Stored items from a collection:

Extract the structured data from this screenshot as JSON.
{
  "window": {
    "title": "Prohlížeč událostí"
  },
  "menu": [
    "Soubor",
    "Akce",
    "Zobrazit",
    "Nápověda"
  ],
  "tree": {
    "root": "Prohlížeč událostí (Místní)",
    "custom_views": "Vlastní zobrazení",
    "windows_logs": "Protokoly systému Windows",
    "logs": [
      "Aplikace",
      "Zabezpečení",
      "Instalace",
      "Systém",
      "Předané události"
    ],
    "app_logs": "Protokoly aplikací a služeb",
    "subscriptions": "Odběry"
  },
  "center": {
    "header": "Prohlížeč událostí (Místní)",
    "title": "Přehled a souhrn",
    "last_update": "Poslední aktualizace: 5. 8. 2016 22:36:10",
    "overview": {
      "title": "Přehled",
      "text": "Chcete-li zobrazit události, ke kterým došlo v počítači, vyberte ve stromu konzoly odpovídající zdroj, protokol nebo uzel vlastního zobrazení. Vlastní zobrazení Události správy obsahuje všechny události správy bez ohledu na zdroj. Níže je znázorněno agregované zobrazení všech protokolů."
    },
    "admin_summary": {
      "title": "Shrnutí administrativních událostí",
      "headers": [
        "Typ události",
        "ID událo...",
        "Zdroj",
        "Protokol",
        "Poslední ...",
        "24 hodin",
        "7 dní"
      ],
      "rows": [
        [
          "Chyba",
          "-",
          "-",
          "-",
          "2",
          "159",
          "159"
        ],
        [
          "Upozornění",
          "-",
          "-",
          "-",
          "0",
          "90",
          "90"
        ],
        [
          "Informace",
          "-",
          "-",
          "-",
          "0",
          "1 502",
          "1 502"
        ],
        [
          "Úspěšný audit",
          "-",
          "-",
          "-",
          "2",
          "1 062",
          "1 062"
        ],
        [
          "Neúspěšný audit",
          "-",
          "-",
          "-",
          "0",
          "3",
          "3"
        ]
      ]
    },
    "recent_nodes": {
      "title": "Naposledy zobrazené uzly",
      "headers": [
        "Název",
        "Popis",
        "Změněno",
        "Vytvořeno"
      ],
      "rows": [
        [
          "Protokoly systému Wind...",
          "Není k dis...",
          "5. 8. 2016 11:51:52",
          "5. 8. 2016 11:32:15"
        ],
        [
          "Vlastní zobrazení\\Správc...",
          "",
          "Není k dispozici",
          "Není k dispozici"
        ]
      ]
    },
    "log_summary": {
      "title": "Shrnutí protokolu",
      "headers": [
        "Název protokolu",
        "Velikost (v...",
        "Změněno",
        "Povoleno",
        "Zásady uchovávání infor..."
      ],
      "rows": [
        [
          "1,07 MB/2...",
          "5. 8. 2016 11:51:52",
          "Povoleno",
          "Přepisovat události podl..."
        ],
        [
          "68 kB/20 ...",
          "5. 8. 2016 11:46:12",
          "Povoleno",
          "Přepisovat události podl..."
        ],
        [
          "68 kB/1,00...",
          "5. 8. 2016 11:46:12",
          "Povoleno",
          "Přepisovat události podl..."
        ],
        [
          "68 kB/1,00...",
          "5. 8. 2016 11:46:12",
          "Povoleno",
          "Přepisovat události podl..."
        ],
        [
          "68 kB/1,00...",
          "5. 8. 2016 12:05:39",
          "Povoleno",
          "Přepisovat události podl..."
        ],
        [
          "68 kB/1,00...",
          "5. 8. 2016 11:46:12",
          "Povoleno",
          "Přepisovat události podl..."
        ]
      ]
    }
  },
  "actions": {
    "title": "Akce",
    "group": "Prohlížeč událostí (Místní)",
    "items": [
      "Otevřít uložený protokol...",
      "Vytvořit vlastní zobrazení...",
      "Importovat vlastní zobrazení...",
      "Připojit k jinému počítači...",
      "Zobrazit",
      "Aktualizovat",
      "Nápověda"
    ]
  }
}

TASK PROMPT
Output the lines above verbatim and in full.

WRITTEN REPLY
Extract the structured data from this screenshot as JSON.
{
  "window": {
    "title": "Prohlížeč událostí"
  },
  "menu": [
    "Soubor",
    "Akce",
    "Zobrazit",
    "Nápověda"
  ],
  "tree": {
    "root": "Prohlížeč událostí (Místní)",
    "custom_views": "Vlastní zobrazení",
    "windows_logs": "Protokoly systému Windows",
    "logs": [
      "Aplikace",
      "Zabezpečení",
      "Instalace",
      "Systém",
      "Předané události"
    ],
    "app_logs": "Protokoly aplikací a služeb",
    "subscriptions": "Odběry"
  },
  "center": {
    "header": "Prohlížeč událostí (Místní)",
    "title": "Přehled a souhrn",
    "last_update": "Poslední aktualizace: 5. 8. 2016 22:36:10",
    "overview": {
      "title": "Přehled",
      "text": "Chcete-li zobrazit události, ke kterým došlo v počítači, vyberte ve stromu konzoly odpovídající zdroj, protokol nebo uzel vlastního zobrazení. Vlastní zobrazení Události správy obsahuje všechny události správy bez ohledu na zdroj. Níže je znázorněno agregované zobrazení všech protokolů."
    },
    "admin_summary": {
      "title": "Shrnutí administrativních událostí",
      "headers": [
        "Typ události",
        "ID událo...",
        "Zdroj",
        "Protokol",
        "Poslední ...",
        "24 hodin",
        "7 dní"
      ],
      "rows": [
        [
          "Chyba",
          "-",
          "-",
          "-",
          "2",
          "159",
          "159"
        ],
        [
          "Upozornění",
          "-",
          "-",
          "-",
          "0",
          "90",
          "90"
        ],
        [
          "Informace",
          "-",
          "-",
          "-",
          "0",
          "1 502",
          "1 502"
        ],
        [
          "Úspěšný audit",
          "-",
          "-",
          "-",
          "2",
          "1 062",
          "1 062"
        ],
        [
          "Neúspěšný audit",
          "-",
          "-",
          "-",
          "0",
          "3",
          "3"
        ]
      ]
    },
    "recent_nodes": {
      "title": "Naposledy zobrazené uzly",
      "headers": [
        "Název",
        "Popis",
        "Změněno",
        "Vytvořeno"
      ],
      "rows": [
        [
          "Protokoly systému Wind...",
          "Není k dis...",
          "5. 8. 2016 11:51:52",
          "5. 8. 2016 11:32:15"
        ],
        [
          "Vlastní zobrazení\\Správc...",
          "",
          "Není k dispozici",
          "Není k dispozici"
        ]
      ]
    },
    "log_summary": {
      "title": "Shrnutí protokolu",
      "headers": [
        "Název protokolu",
        "Velikost (v...",
        "Změněno",
        "Povoleno",
        "Zásady uchovávání infor..."
      ],
      "rows": [
        [
          "1,07 MB/2...",
          "5. 8. 2016 11:51:52",
          "Povoleno",
          "Přepisovat události podl..."
        ],
        [
          "68 kB/20 ...",
          "5. 8. 2016 11:46:12",
          "Povoleno",
          "Přepisovat události podl..."
        ],
        [
          "68 kB/1,00...",
          "5. 8. 2016 11:46:12",
          "Povoleno",
          "Přepisovat události podl..."
        ],
        [
          "68 kB/1,00...",
          "5. 8. 2016 11:46:12",
          "Povoleno",
          "Přepisovat události podl..."
        ],
        [
          "68 kB/1,00...",
          "5. 8. 2016 12:05:39",
          "Povoleno",
          "Přepisovat události podl..."
        ],
        [
          "68 kB/1,00...",
          "5. 8. 2016 11:46:12",
          "Povoleno",
          "Přepisovat události podl..."
        ]
      ]
    }
  },
  "actions": {
    "title": "Akce",
    "group": "Prohlížeč událostí (Místní)",
    "items": [
      "Otevřít uložený protokol...",
      "Vytvořit vlastní zobrazení...",
      "Importovat vlastní zobrazení...",
      "Připojit k jinému počítači...",
      "Zobrazit",
      "Aktualizovat",
      "Nápověda"
    ]
  }
}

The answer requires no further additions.